Task description
From the line containing "What data populates" through the last line of the records below, output every line exactly as it appears, but leave out the pictures.

##### Working data #####

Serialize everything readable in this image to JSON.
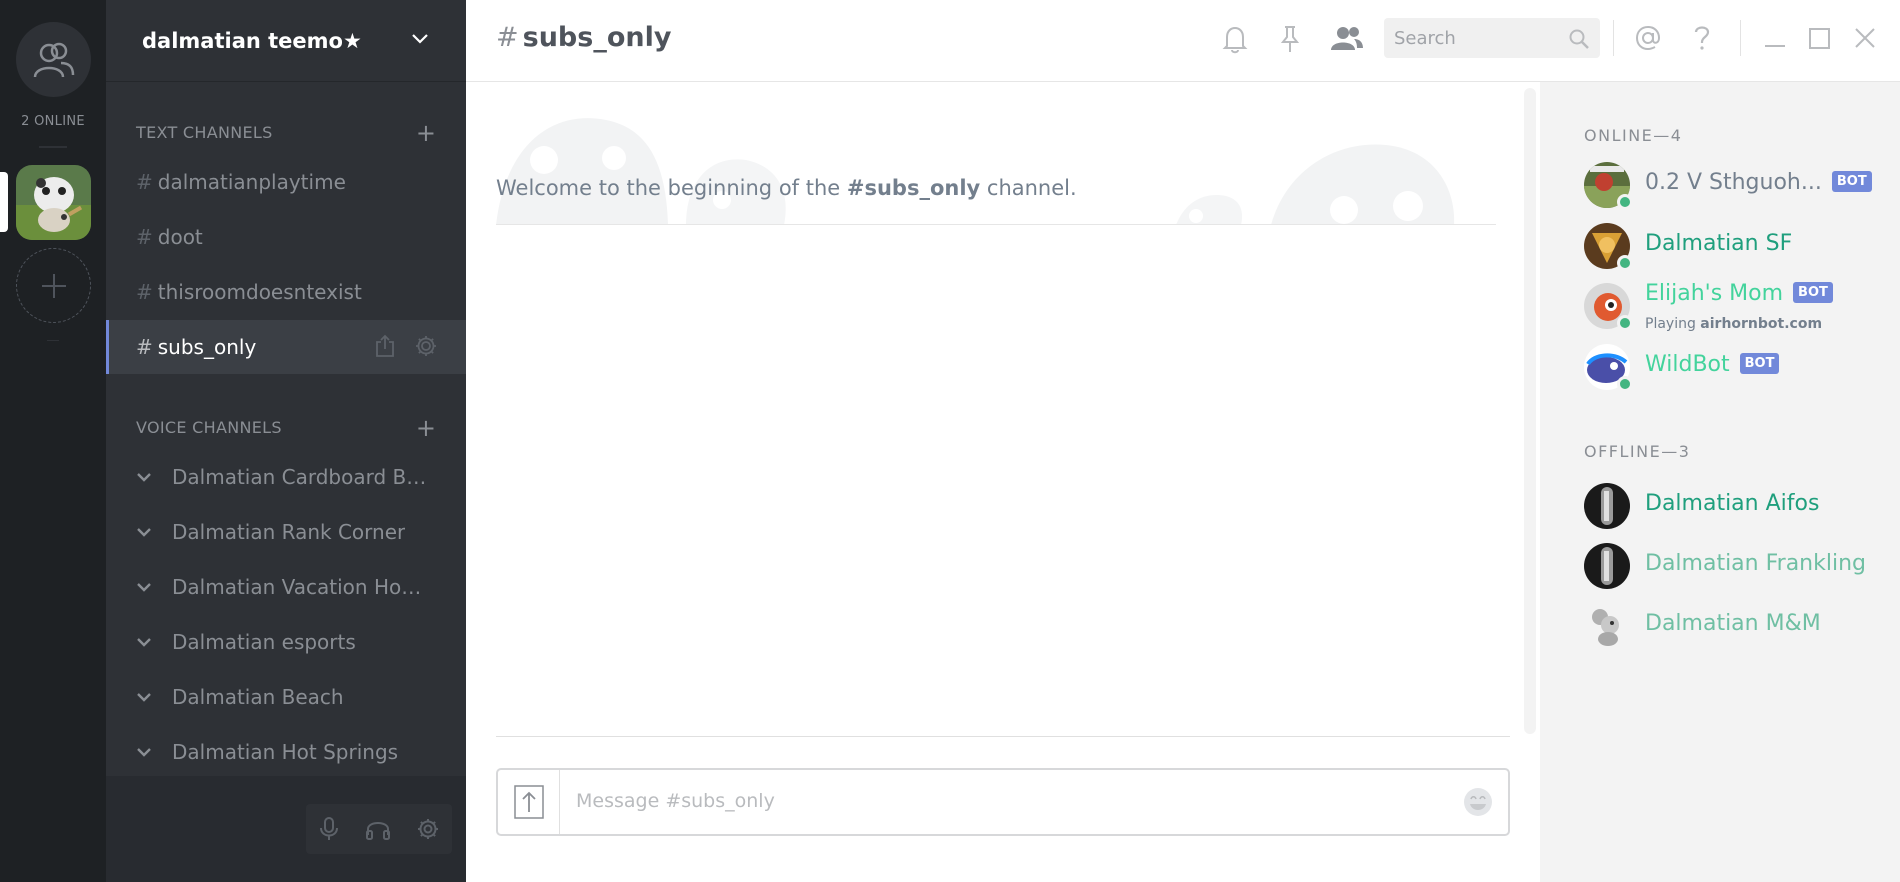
{
  "rail": {
    "online_count": "2 ONLINE"
  },
  "guild": {
    "name": "dalmatian teemo★"
  },
  "text_category": {
    "label": "TEXT CHANNELS"
  },
  "text_channels": [
    {
      "hash": "#",
      "name": "dalmatianplaytime"
    },
    {
      "hash": "#",
      "name": "doot"
    },
    {
      "hash": "#",
      "name": "thisroomdoesntexist"
    },
    {
      "hash": "#",
      "name": "subs_only"
    }
  ],
  "voice_category": {
    "label": "VOICE CHANNELS"
  },
  "voice_channels": [
    {
      "name": "Dalmatian Cardboard Bo..."
    },
    {
      "name": "Dalmatian Rank Corner"
    },
    {
      "name": "Dalmatian Vacation House"
    },
    {
      "name": "Dalmatian esports"
    },
    {
      "name": "Dalmatian Beach"
    },
    {
      "name": "Dalmatian Hot Springs"
    }
  ],
  "header": {
    "hash": "#",
    "channel": "subs_only",
    "search_placeholder": "Search"
  },
  "welcome": {
    "prefix": "Welcome to the beginning of the ",
    "channel": "#subs_only",
    "suffix": " channel."
  },
  "composer": {
    "placeholder": "Message #subs_only"
  },
  "members": {
    "online_label": "ONLINE—4",
    "offline_label": "OFFLINE—3",
    "bot_tag": "BOT",
    "online": [
      {
        "name": "0.2 V Sthguoh...",
        "color": "#737f8d",
        "bot": true
      },
      {
        "name": "Dalmatian SF",
        "color": "#1f9f7d",
        "bot": false
      },
      {
        "name": "Elijah's Mom",
        "color": "#43d39c",
        "bot": true,
        "playing_prefix": "Playing ",
        "playing_game": "airhornbot.com"
      },
      {
        "name": "WildBot",
        "color": "#43d39c",
        "bot": true
      }
    ],
    "offline": [
      {
        "name": "Dalmatian Aifos",
        "color": "#1f9f7d"
      },
      {
        "name": "Dalmatian Frankling",
        "color": "#6fbfa3"
      },
      {
        "name": "Dalmatian M&M",
        "color": "#6fbfa3"
      }
    ]
  },
  "colors": {
    "accent": "#7289da",
    "online_status": "#43b581",
    "rail_bg": "#1e2124",
    "sidebar_bg": "#2e3136"
  }
}
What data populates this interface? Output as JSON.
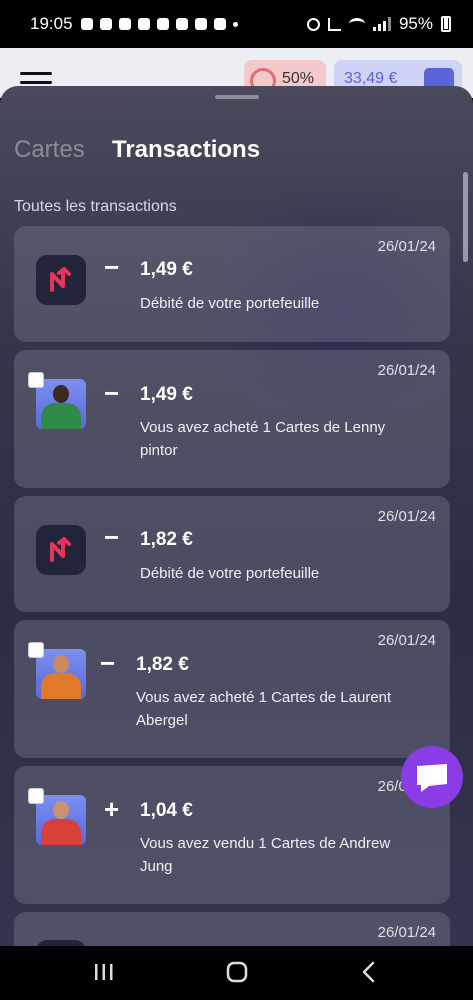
{
  "status_bar": {
    "time": "19:05",
    "battery": "95%"
  },
  "app_header": {
    "indicator_percent": "50%",
    "balance": "33,49 €"
  },
  "sheet": {
    "tabs": [
      {
        "label": "Cartes",
        "active": false
      },
      {
        "label": "Transactions",
        "active": true
      }
    ],
    "section_label": "Toutes les transactions",
    "transactions": [
      {
        "date": "26/01/24",
        "sign": "−",
        "amount": "1,49 €",
        "description": "Débité de votre portefeuille",
        "icon": "app-logo-icon"
      },
      {
        "date": "26/01/24",
        "sign": "−",
        "amount": "1,49 €",
        "description": "Vous avez acheté 1 Cartes de Lenny pintor",
        "icon": "player-avatar-icon"
      },
      {
        "date": "26/01/24",
        "sign": "−",
        "amount": "1,82 €",
        "description": "Débité de votre portefeuille",
        "icon": "app-logo-icon"
      },
      {
        "date": "26/01/24",
        "sign": "−",
        "amount": "1,82 €",
        "description": "Vous avez acheté 1 Cartes de Laurent Abergel",
        "icon": "player-avatar-icon"
      },
      {
        "date": "26/01/24",
        "sign": "+",
        "amount": "1,04 €",
        "description": "Vous avez vendu 1 Cartes de Andrew Jung",
        "icon": "player-avatar-icon"
      },
      {
        "date": "26/01/24",
        "sign": "",
        "amount": "",
        "description": "",
        "icon": "app-logo-icon"
      }
    ]
  },
  "colors": {
    "accent_purple": "#8a3de6",
    "brand_red": "#e8345a",
    "balance_blue": "#5b63d9"
  }
}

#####

Task response
What data populates this interface? Output as JSON.
{
  "status_bar": {
    "time": "19:05",
    "battery": "95%"
  },
  "app_header": {
    "indicator_percent": "50%",
    "balance": "33,49 €"
  },
  "sheet": {
    "tabs": [
      {
        "label": "Cartes",
        "active": false
      },
      {
        "label": "Transactions",
        "active": true
      }
    ],
    "section_label": "Toutes les transactions",
    "transactions": [
      {
        "date": "26/01/24",
        "sign": "−",
        "amount": "1,49 €",
        "description": "Débité de votre portefeuille",
        "icon": "app-logo-icon"
      },
      {
        "date": "26/01/24",
        "sign": "−",
        "amount": "1,49 €",
        "description": "Vous avez acheté 1 Cartes de Lenny pintor",
        "icon": "player-avatar-icon"
      },
      {
        "date": "26/01/24",
        "sign": "−",
        "amount": "1,82 €",
        "description": "Débité de votre portefeuille",
        "icon": "app-logo-icon"
      },
      {
        "date": "26/01/24",
        "sign": "−",
        "amount": "1,82 €",
        "description": "Vous avez acheté 1 Cartes de Laurent Abergel",
        "icon": "player-avatar-icon"
      },
      {
        "date": "26/01/24",
        "sign": "+",
        "amount": "1,04 €",
        "description": "Vous avez vendu 1 Cartes de Andrew Jung",
        "icon": "player-avatar-icon"
      },
      {
        "date": "26/01/24",
        "sign": "",
        "amount": "",
        "description": "",
        "icon": "app-logo-icon"
      }
    ]
  },
  "colors": {
    "accent_purple": "#8a3de6",
    "brand_red": "#e8345a",
    "balance_blue": "#5b63d9"
  }
}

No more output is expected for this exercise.